-Was it me, or was the officiating really poor in this one? I’ve never been a “the refs are screwing my team” guy, and I’m not saying that here. But both teams had 25 fouls apiece, and there were multiple times where replays showed a questionable foul call, yet the whistle blew. There was one play in the 1st half where FAMU got out on a fast break, Tyson Batiste defended without even touching the guy and he was called for a foul. I’m sure it happened the other way as well. It actually paid off; CCSU shot 84% from the line, while FAMU shot shut 72%. But yeah, no one tuned in to watch the officials.
-Unlike Marshall, FAMU head coach Robert McCallum has had three different starting lineups through four games, with 8 different players starting at least once. You’d think after having some success against Campbell (they were up 15 in the first half before eventually losing by 7), he’d go with the same lineup. He certainly knows his team better than I do, but I’d have to think some continuity would be helpful.
-The Rattlers certainly do play hard, huh? They have a ton of guards who are quick, and they will certainly force a lot of turnovers in the MEAC. MJ Randolph was pretty impressive for a freshman, and will be a pain in the neck for conference opponents.

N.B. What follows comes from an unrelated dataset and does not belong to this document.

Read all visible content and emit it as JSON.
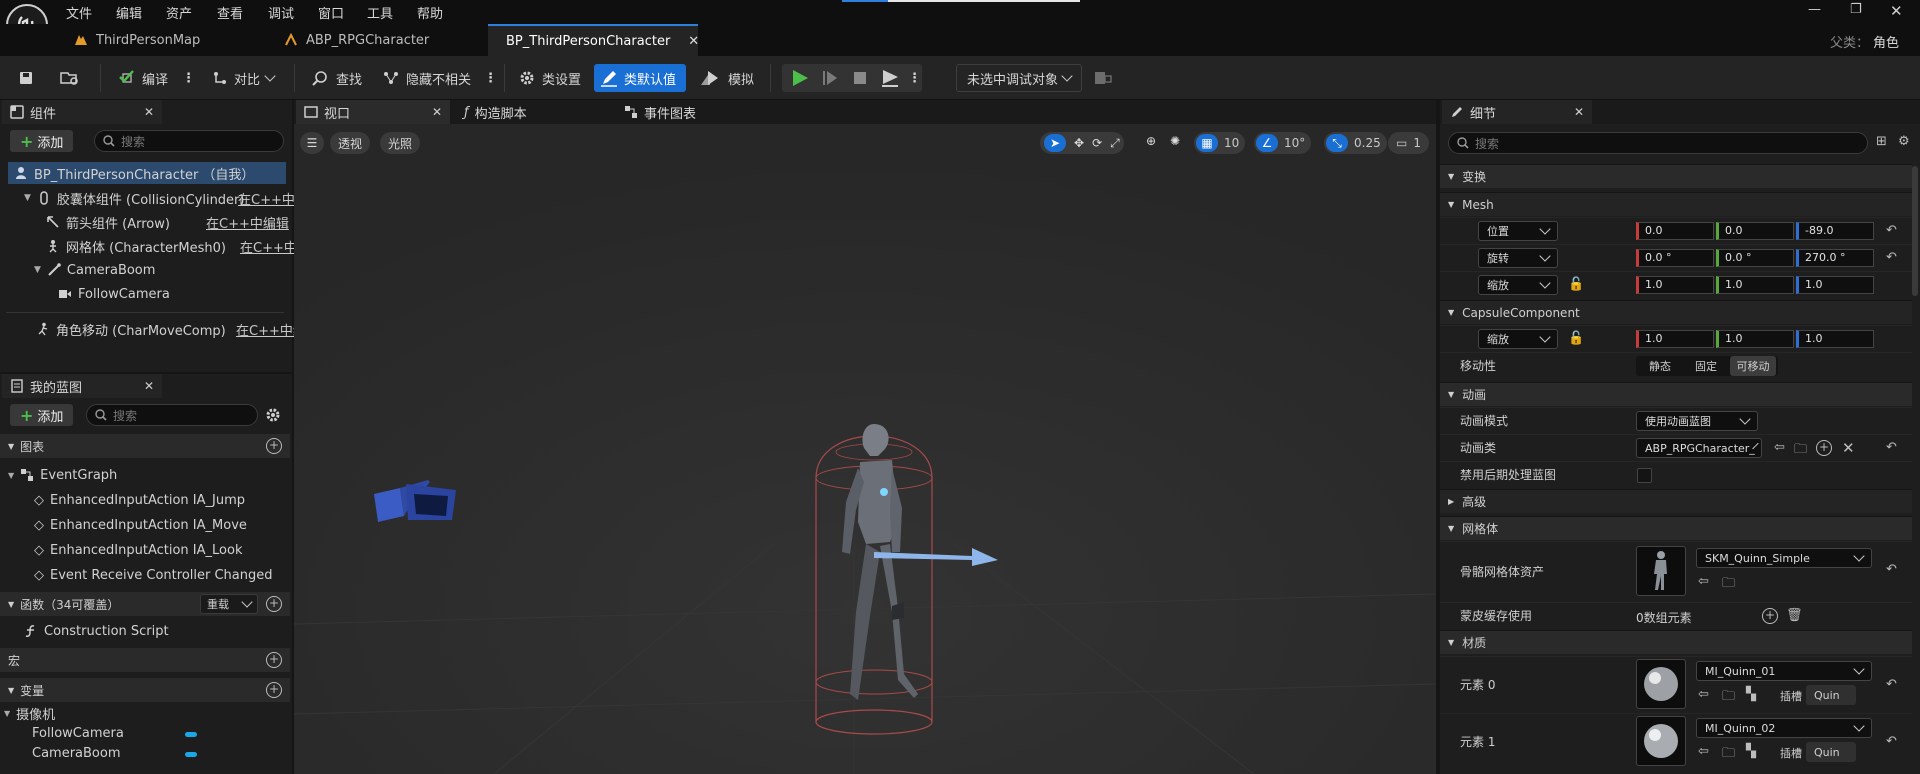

-FAMU was 8 for 25 from the mid-range. That’s what happens when you have no size up front. Two-point jump shots are the devil.
Central Connecticut flies from Jamaica to Los Angeles to take on the fighting Hank Gathers’ of Loyola Marymount on Wednesday night at 10pm. The Lions are undefeated thus far, with a road win over UNLV and a win over Georgetown in Jamaica.